For most of this century, discrimination has prevailed in the
USA against minorities
such as some ethnic groups (Blacks,
Hispanics, American-Indians, Asian-Americans) or women.
amendments of the American Constitution
were meant to
forbid racial discrimination
and ensure an equal protection
under the law
for all citizens in the USA. Nevertheless,
this was not enough to avoid prejudice referring to race or
ethnic origin, age, gender, or religion.
Before the 60's, employment opportunity was greatly restricted
for these minorities, who were offered low wage jobs, even if
they were college-educated. Afro-Americans who could attend
colleges entered segregated institutions whereas Asian-Americans
and Hispanics were legally prevented from attending some public
schools. Access to some occupations was barred by laws for women,
who were often segregated into unskilled jobs.
2. Affirmative action
In the 1960's, the government
decided to undertake a
decisive action in order
to remedy the effect of these
discriminations. Policies were set up so as to give preferential
treatment to women or minority groups in the fields of
employment, education, culture, or housing and measures were
taken. This was called "Affirmative action"
. Supreme Court
orders and Executive orders developed simultaneously:
– In 1961
: A Committee on Equal Employment
Opportunity was created by President J.F. Kennedy.
– In 1964
: A Civil Rights Act
discrimination on the part of large private employers and in
– In 1965
: Voting Rights Act,
issued by President Lyndon Johnson.
– In 1967
: Gender was taken into account
in addition to the other protected

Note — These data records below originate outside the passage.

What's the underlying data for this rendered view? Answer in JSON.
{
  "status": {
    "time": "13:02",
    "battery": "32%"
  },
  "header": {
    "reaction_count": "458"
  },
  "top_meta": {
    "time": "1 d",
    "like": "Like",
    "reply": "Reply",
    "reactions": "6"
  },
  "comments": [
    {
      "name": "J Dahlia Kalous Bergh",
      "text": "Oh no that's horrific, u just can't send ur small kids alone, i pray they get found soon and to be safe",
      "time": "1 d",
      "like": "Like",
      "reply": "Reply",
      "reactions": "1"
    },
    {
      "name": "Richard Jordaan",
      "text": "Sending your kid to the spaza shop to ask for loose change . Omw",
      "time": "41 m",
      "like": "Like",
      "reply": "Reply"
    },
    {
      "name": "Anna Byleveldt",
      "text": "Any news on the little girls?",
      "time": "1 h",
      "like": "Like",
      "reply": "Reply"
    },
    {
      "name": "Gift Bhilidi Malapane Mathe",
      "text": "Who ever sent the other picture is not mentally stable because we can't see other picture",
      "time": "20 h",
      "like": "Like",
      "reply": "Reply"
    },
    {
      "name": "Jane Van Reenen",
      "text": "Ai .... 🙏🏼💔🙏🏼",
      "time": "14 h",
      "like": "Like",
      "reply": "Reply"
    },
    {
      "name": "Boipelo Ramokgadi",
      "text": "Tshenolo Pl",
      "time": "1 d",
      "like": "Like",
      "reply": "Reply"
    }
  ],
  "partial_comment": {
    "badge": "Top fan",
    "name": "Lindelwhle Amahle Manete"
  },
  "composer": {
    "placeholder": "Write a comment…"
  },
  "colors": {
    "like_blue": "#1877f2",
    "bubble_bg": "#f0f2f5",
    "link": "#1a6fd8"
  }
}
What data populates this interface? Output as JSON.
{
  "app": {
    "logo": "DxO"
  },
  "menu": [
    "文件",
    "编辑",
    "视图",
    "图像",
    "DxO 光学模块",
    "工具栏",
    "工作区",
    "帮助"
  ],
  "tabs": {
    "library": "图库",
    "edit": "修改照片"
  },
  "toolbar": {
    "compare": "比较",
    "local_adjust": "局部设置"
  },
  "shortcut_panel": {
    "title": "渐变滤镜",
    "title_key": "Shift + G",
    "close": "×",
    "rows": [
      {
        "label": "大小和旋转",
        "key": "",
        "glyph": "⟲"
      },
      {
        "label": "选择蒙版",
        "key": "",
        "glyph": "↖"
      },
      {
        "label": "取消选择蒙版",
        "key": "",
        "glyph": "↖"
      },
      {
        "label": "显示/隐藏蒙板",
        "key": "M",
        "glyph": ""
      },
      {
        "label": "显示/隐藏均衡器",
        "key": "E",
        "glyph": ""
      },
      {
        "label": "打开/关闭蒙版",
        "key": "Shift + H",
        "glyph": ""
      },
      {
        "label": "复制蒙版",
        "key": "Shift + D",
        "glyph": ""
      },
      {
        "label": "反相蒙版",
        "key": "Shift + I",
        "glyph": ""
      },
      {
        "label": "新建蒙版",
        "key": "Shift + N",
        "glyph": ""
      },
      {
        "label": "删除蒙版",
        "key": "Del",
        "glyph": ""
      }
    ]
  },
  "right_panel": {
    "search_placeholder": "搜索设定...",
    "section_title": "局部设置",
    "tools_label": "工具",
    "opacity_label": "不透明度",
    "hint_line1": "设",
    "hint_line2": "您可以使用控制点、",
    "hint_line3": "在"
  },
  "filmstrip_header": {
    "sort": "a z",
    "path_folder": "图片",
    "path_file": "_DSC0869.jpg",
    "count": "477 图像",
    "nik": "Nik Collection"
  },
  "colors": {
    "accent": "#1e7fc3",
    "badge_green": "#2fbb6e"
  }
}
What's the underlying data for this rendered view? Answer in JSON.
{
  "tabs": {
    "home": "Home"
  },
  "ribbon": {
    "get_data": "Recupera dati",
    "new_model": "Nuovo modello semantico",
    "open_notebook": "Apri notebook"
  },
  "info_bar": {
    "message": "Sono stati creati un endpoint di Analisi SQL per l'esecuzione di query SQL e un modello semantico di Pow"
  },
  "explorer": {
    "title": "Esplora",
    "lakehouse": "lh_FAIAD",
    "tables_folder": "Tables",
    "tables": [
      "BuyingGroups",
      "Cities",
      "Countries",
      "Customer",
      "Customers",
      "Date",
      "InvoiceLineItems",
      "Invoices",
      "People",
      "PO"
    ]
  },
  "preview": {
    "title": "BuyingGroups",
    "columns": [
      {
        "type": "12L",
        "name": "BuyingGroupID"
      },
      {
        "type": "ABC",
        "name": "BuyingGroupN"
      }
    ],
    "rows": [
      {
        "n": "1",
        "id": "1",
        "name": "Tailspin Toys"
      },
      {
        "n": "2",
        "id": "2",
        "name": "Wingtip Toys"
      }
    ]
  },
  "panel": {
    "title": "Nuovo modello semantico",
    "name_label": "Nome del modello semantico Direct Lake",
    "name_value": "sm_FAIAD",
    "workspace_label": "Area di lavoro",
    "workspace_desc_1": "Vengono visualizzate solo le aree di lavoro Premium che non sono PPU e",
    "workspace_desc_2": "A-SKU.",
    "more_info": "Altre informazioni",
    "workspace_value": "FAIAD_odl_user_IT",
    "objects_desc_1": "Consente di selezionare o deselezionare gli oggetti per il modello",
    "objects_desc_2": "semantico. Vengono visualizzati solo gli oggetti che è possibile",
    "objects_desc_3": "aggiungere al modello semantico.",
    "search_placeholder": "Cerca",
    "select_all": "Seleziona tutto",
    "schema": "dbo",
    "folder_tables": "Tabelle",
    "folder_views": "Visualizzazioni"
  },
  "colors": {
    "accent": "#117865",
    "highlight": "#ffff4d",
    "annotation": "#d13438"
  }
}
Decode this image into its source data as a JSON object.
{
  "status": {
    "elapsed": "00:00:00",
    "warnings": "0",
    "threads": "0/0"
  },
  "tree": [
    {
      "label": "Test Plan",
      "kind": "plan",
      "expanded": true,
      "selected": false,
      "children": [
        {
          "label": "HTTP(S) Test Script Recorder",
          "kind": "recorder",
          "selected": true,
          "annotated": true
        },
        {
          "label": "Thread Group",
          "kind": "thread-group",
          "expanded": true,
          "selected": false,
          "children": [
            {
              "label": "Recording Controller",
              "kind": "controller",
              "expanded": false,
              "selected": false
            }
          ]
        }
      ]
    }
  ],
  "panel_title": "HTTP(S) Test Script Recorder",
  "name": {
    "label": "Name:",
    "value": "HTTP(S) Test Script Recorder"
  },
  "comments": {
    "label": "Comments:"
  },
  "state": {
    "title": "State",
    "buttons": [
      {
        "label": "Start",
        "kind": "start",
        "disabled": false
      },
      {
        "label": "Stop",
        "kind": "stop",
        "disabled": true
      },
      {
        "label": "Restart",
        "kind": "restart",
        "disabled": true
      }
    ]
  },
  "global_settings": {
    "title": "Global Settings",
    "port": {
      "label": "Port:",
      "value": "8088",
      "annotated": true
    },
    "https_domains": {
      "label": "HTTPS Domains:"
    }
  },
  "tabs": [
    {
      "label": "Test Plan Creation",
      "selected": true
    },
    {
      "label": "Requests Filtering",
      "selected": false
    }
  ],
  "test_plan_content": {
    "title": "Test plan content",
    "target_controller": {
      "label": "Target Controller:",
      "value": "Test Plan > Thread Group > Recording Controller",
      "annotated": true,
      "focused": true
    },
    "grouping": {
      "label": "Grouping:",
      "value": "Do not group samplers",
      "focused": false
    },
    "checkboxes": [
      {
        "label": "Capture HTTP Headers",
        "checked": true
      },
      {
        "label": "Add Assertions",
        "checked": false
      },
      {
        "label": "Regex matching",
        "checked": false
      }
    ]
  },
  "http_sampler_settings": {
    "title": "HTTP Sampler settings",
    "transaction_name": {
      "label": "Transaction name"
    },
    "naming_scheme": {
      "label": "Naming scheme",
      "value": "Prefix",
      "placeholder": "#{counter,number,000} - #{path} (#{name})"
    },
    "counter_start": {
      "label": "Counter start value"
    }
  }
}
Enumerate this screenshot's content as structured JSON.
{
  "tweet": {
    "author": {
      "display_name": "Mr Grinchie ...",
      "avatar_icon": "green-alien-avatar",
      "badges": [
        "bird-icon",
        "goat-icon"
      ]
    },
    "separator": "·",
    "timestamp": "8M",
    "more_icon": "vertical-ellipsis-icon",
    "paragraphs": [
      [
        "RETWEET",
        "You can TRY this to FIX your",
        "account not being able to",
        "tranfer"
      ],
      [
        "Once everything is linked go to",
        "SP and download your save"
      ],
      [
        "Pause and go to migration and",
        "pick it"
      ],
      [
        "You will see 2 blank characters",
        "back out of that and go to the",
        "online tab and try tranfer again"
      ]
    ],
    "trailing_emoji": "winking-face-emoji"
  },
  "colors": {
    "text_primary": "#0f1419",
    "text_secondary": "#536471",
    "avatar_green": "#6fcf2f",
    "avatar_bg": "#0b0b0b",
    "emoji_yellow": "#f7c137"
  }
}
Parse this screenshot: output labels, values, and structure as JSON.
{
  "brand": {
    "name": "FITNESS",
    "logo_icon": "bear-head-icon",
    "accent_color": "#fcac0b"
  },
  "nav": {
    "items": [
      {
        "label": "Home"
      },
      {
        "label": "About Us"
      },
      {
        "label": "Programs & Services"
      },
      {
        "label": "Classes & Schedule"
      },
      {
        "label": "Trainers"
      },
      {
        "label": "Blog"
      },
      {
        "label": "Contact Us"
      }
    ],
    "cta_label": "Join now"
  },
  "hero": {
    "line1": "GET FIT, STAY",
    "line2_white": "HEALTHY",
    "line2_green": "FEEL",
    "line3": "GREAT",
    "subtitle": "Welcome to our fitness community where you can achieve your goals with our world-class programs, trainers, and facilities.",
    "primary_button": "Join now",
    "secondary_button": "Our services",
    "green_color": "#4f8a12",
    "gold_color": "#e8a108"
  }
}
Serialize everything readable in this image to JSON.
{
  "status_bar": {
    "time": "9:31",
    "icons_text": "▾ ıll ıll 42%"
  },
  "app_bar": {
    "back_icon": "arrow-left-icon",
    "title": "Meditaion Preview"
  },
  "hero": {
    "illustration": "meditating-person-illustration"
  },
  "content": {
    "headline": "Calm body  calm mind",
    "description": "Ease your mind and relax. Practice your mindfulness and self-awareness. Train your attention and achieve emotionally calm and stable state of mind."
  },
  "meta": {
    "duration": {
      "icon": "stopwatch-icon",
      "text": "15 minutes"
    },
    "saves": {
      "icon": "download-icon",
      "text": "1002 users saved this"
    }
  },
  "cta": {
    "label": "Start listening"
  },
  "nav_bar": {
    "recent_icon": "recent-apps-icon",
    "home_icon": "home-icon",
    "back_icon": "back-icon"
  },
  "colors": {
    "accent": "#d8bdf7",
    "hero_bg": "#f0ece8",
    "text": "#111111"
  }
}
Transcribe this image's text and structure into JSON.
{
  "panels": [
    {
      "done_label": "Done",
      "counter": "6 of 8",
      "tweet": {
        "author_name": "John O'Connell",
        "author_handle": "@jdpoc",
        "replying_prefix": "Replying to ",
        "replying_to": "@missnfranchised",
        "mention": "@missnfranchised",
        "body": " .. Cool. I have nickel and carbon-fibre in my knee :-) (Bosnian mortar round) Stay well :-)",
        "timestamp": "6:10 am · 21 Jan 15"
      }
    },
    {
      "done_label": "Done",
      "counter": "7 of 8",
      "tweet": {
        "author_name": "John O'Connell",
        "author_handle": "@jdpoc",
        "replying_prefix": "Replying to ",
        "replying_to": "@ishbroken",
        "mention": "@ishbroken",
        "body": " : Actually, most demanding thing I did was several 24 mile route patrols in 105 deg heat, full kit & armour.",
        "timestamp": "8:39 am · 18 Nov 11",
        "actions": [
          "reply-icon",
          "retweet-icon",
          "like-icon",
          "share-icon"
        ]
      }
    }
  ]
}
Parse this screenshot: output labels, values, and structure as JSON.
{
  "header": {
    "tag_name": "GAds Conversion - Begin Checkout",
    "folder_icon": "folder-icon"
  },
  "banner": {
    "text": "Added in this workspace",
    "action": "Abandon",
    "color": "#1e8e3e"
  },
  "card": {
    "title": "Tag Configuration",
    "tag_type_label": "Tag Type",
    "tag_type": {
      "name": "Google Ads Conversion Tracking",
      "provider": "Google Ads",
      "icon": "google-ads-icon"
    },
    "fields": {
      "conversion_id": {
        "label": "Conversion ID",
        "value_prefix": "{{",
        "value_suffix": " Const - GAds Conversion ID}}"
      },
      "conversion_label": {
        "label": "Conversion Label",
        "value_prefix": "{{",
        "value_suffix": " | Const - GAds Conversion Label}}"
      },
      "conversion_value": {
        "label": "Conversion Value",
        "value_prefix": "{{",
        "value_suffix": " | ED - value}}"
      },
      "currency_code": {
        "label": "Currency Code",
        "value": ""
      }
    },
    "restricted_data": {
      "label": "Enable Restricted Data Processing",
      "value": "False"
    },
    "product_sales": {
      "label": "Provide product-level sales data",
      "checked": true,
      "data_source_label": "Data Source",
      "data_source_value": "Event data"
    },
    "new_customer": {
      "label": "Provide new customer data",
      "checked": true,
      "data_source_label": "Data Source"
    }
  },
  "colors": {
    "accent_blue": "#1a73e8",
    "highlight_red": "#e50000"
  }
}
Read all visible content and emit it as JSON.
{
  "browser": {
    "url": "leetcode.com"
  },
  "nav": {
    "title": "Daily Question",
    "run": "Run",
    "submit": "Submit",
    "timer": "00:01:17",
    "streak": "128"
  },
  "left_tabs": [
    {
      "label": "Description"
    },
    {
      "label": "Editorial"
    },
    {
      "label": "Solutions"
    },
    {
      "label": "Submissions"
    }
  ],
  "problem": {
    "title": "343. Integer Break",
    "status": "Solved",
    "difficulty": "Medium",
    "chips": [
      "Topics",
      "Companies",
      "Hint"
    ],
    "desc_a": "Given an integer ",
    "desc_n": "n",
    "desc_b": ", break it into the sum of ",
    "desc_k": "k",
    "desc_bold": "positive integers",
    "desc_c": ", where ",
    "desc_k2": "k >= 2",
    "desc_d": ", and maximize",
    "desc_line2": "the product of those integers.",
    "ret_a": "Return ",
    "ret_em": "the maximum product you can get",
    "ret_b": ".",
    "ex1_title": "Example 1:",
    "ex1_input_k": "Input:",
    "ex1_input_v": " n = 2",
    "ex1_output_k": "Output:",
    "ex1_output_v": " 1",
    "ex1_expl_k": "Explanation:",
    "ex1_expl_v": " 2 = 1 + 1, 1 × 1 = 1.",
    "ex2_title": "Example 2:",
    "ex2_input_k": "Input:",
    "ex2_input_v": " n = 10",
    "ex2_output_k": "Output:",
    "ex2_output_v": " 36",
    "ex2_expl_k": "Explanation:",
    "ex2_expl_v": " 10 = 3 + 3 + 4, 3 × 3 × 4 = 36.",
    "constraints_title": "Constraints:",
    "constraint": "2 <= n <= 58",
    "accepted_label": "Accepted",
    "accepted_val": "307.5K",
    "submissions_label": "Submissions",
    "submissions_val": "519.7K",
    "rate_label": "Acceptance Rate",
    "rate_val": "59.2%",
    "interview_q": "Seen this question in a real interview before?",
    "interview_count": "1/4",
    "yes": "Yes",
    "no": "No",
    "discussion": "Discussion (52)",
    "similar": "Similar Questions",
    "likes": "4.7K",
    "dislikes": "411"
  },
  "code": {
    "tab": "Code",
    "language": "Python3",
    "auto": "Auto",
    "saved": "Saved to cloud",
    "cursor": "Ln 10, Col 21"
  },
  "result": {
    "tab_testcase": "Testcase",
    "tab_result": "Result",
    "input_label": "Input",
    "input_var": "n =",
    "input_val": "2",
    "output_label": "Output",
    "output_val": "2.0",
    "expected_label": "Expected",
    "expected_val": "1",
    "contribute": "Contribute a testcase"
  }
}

– In 1972
: Equal Opportunity Act
to the Civil Rights Act
of 1964 signed by President Nixon.
A commission was created to enforce the plans set up.
Despite some advances, minorities continued to suffer from
discrimination. In the late 70's, the Affirmative action programs
started to be questioned. The quotas imposed led to criticism
from people who complained that Affirmative action had created a
reverse discrimination and unwarranted preferences (une
discrimination à l'envers et des préférences
). This led to the judicial challenge
of Affirmative action.
The Bakke Case
is one of the most famous examples: the US Supreme Court outlawed
(to outlaw = proscrire
) a quota program in a Californian
where 16 places were reserved for
qualified minorities. The Court decided, however, that minority
status could be used as a factor in making decisions on
In 1989, Affirmative action was restricted by the
Supreme Court. Stricter limits were defined for programs
and the use of minority set-asides was outlawed when proof of past discrimination was not found.
In 1996 in California, all government agencies and institutions were
forbidden, by a new legislation, to give preferences
on the grounds of sex or race. Attempts have been made by
legislation or judicial action to change policies in other
states as well.
Affirmative action is currently a burning issue in the